-- Opening Marker --

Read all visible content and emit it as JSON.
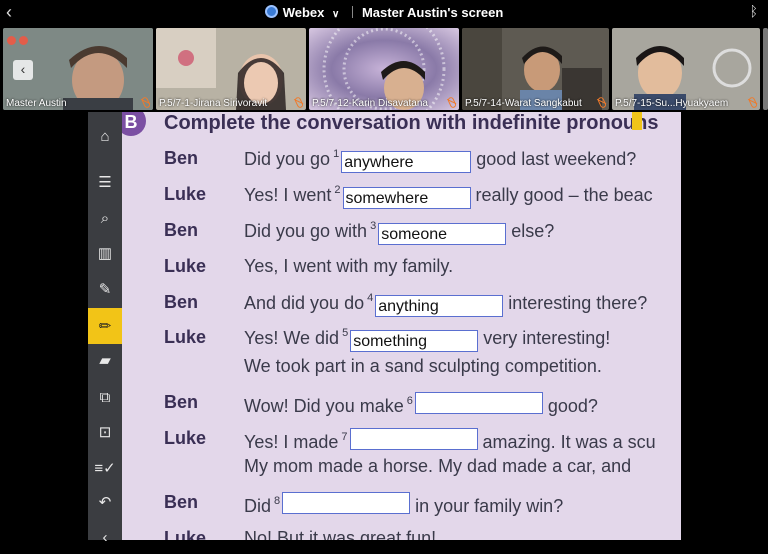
{
  "topbar": {
    "app_name": "Webex",
    "separator_chevron": "∨",
    "screen_title": "Master Austin's screen",
    "back_icon": "chevron-left-icon",
    "bluetooth_icon": "bluetooth-icon"
  },
  "participants": [
    {
      "name": "Master Austin",
      "bg": "#6b7774"
    },
    {
      "name": "P.5/7-1-Jirana Sirivoravit",
      "bg": "#a8a090"
    },
    {
      "name": "P.5/7-12-Karin Disavatana",
      "bg": "#8a7a9a"
    },
    {
      "name": "P.5/7-14-Warat Sangkabut",
      "bg": "#6a665e"
    },
    {
      "name": "P.5/7-15-Su...Hyuakyaem",
      "bg": "#9a988e"
    }
  ],
  "sidebar": {
    "tools": [
      "home-icon",
      "table-of-contents-icon",
      "search-icon",
      "bookshelf-icon",
      "pen-icon",
      "highlighter-icon",
      "sticky-note-icon",
      "copy-icon",
      "screenshot-icon",
      "checklist-icon",
      "undo-icon",
      "chevron-left-icon"
    ],
    "glyphs": [
      "⌂",
      "☰",
      "⌕",
      "▥",
      "✎",
      "✏",
      "▰",
      "⧉",
      "⊡",
      "≡✓",
      "↶",
      "‹"
    ],
    "expand_label": "›"
  },
  "exercise": {
    "badge": "B",
    "heading": "Complete the conversation with indefinite pronouns",
    "lines": [
      {
        "speaker": "Ben",
        "pre": "Did you go",
        "num": "1",
        "answer": "anywhere",
        "post": "good last weekend?"
      },
      {
        "speaker": "Luke",
        "pre": "Yes! I went",
        "num": "2",
        "answer": "somewhere",
        "post": "really good – the beac"
      },
      {
        "speaker": "Ben",
        "pre": "Did you go with",
        "num": "3",
        "answer": "someone",
        "post": "else?"
      },
      {
        "speaker": "Luke",
        "pre": "Yes, I went with my family.",
        "num": "",
        "answer": "",
        "post": ""
      },
      {
        "speaker": "Ben",
        "pre": "And did you do",
        "num": "4",
        "answer": "anything",
        "post": "interesting there?"
      },
      {
        "speaker": "Luke",
        "pre": "Yes! We did",
        "num": "5",
        "answer": "something",
        "post": "very interesting!"
      },
      {
        "speaker": "",
        "pre": "We took part in a sand sculpting competition.",
        "num": "",
        "answer": "",
        "post": ""
      },
      {
        "speaker": "Ben",
        "pre": "Wow! Did you make",
        "num": "6",
        "answer": "",
        "post": "good?"
      },
      {
        "speaker": "Luke",
        "pre": "Yes! I made",
        "num": "7",
        "answer": "",
        "post": "amazing. It was a scu"
      },
      {
        "speaker": "",
        "pre": "My mom made a horse. My dad made a car, and",
        "num": "",
        "answer": "",
        "post": ""
      },
      {
        "speaker": "Ben",
        "pre": "Did",
        "num": "8",
        "answer": "",
        "post": "in your family win?"
      },
      {
        "speaker": "Luke",
        "pre": "No! But it was great fun!",
        "num": "",
        "answer": "",
        "post": ""
      }
    ]
  }
}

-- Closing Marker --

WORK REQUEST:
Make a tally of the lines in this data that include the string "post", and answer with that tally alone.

COMPLETED TASK:
12